Health Care Personnel

From the more than 700,000 deaths from COVID-19 in the US and the nearly 5 million worldwide, there emerge even more stories than match the statistics when one considers all of the patients' relations. While the numbers are staggering, when we humanize the stories, we are left with even greater devastation, of course. One of the stories among so many that seemed particularly salient and poignant to us was the death of Dr. Susan Moore.
Background: The coronavirus pandemic (COVID-19) has a social and psychological impact among healthcare workers worldwide and appropriate coping strategies are essential to avoid the negative mental health effects. This study aimed to investigate the coping strategies among the healthcare workers from different countries and their attitude towards teamwork during the COVID-19 pandemic. Methods: A cross-sectional study was conducted by using an online, web-based questionnaire, which was distributed to healthcare workers from 32 countries during April and May 2020.
This Comment article advances SDG 3 and 10 by making a case for bridging language barriers in global health research and overcoming the colonial legacy of language in global health (from the naming of infectious diseases to the use of global health terms with problematic historical connotations), with the aim of facilitating knowledge co-production and more equal research partnerships.

eClinicalMedicine, Volume 37, July 2021

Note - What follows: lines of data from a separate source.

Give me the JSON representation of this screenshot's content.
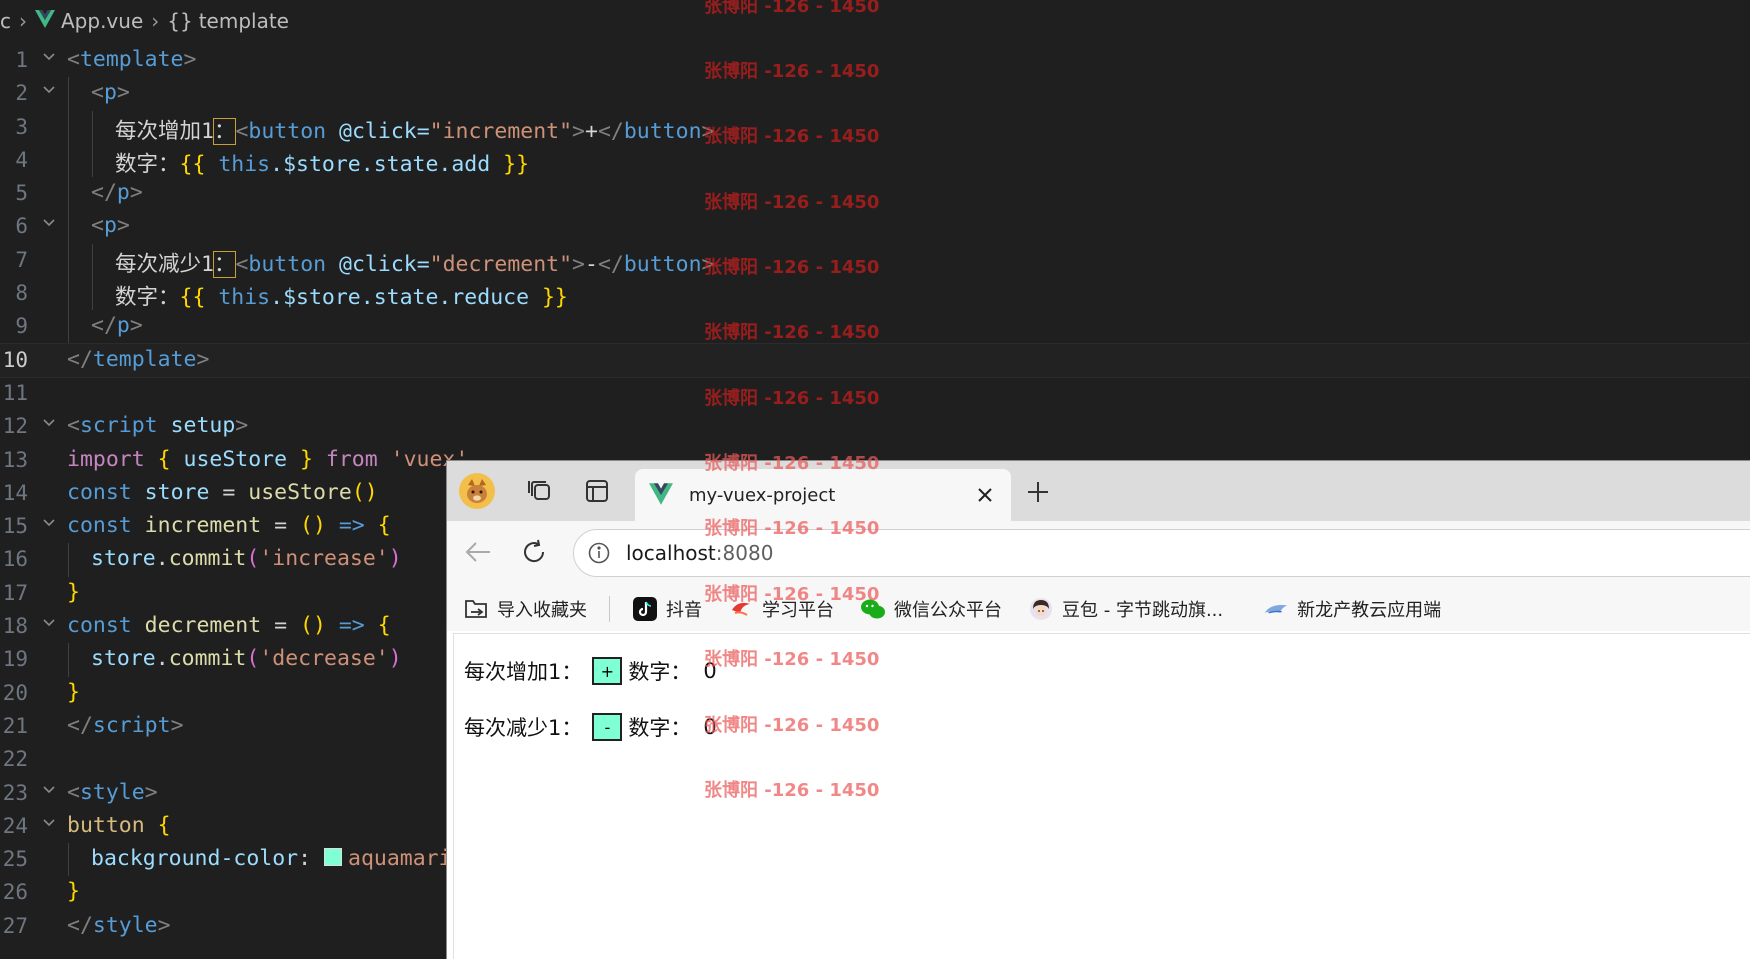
{
  "breadcrumb": {
    "folder": "c",
    "file": "App.vue",
    "symbol": "template"
  },
  "line_numbers": [
    "1",
    "2",
    "3",
    "4",
    "5",
    "6",
    "7",
    "8",
    "9",
    "10",
    "11",
    "12",
    "13",
    "14",
    "15",
    "16",
    "17",
    "18",
    "19",
    "20",
    "21",
    "22",
    "23",
    "24",
    "25",
    "26",
    "27"
  ],
  "code": {
    "l1": {
      "open": "<",
      "tag": "template",
      "close": ">"
    },
    "l2": {
      "open": "<",
      "tag": "p",
      "close": ">"
    },
    "l3": {
      "text": "每次增加1",
      "colon": "：",
      "open": "<",
      "tag": "button",
      "attr": " @click=",
      "str": "\"increment\"",
      "close": ">",
      "content": "+",
      "endopen": "</",
      "endtag": "button",
      "endclose": ">"
    },
    "l4": {
      "text": "数字：",
      "lb": "{{",
      "this": " this",
      "expr": ".$store.state.add ",
      "rb": "}}"
    },
    "l5": {
      "open": "</",
      "tag": "p",
      "close": ">"
    },
    "l6": {
      "open": "<",
      "tag": "p",
      "close": ">"
    },
    "l7": {
      "text": "每次减少1",
      "colon": "：",
      "open": "<",
      "tag": "button",
      "attr": " @click=",
      "str": "\"decrement\"",
      "close": ">",
      "content": "-",
      "endopen": "</",
      "endtag": "button",
      "endclose": ">"
    },
    "l8": {
      "text": "数字：",
      "lb": "{{",
      "this": " this",
      "expr": ".$store.state.reduce ",
      "rb": "}}"
    },
    "l9": {
      "open": "</",
      "tag": "p",
      "close": ">"
    },
    "l10": {
      "open": "</",
      "tag": "template",
      "close": ">"
    },
    "l12": {
      "open": "<",
      "tag": "script",
      "attr": " setup",
      "close": ">"
    },
    "l13": {
      "kw": "import",
      "lb": " {",
      "name": " useStore ",
      "rb": "}",
      "kw2": " from ",
      "str": "'vuex'"
    },
    "l14": {
      "kw": "const",
      "name": " store",
      "op": " = ",
      "fn": "useStore",
      "paren": "()"
    },
    "l15": {
      "kw": "const",
      "name": " increment",
      "op": " = ",
      "paren": "()",
      "arrow": " => ",
      "brace": "{"
    },
    "l16": {
      "obj": "store",
      "dot": ".",
      "fn": "commit",
      "lp": "(",
      "str": "'increase'",
      "rp": ")"
    },
    "l17": {
      "brace": "}"
    },
    "l18": {
      "kw": "const",
      "name": " decrement",
      "op": " = ",
      "paren": "()",
      "arrow": " => ",
      "brace": "{"
    },
    "l19": {
      "obj": "store",
      "dot": ".",
      "fn": "commit",
      "lp": "(",
      "str": "'decrease'",
      "rp": ")"
    },
    "l20": {
      "brace": "}"
    },
    "l21": {
      "open": "</",
      "tag": "script",
      "close": ">"
    },
    "l23": {
      "open": "<",
      "tag": "style",
      "close": ">"
    },
    "l24": {
      "sel": "button",
      "brace": " {"
    },
    "l25": {
      "prop": "background-color",
      "colon": ": ",
      "val": "aquamarine"
    },
    "l26": {
      "brace": "}"
    },
    "l27": {
      "open": "</",
      "tag": "style",
      "close": ">"
    }
  },
  "browser": {
    "tab_title": "my-vuex-project",
    "url_host": "localhost",
    "url_port": ":8080",
    "bookmarks": [
      "导入收藏夹",
      "抖音",
      "学习平台",
      "微信公众平台",
      "豆包 - 字节跳动旗...",
      "新龙产教云应用端"
    ],
    "page": {
      "row1_label": "每次增加1：",
      "row1_button": "+",
      "row1_count_label": "数字：",
      "row1_count": "0",
      "row2_label": "每次减少1：",
      "row2_button": "-",
      "row2_count_label": "数字：",
      "row2_count": "0"
    }
  },
  "watermark": "张博阳 -126 - 1450",
  "colors": {
    "button_bg": "#7fffd4",
    "editor_bg": "#1f1f1f",
    "tag": "#569cd6",
    "string": "#ce9178",
    "keyword": "#c586c0"
  }
}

This Research paper supports SDGs 3 and 10 by characterising racial disparities among pregnant women with SARS-CoV-2. The findings showed that Black women were more likely to have occupational exposure to SARS-CoV-2 than White women and that Black women with SARS-CoV-2 during pregnancy were more likely to have a preterm delivery.
Elsevier, American Journal of Kidney Diseases, Volume 77, June 2021
Kidney disease continues to manifest stark racial inequities in the United States, revealing the entrenchment of racism and bias within multiple facets of society, including in our institutions, practices, norms, and beliefs. In this perspective, we synthesize theory and evidence to describe why an understanding of race and racism is integral to kidney care, providing examples of how kidney health disparities manifest interpersonal and structural racism.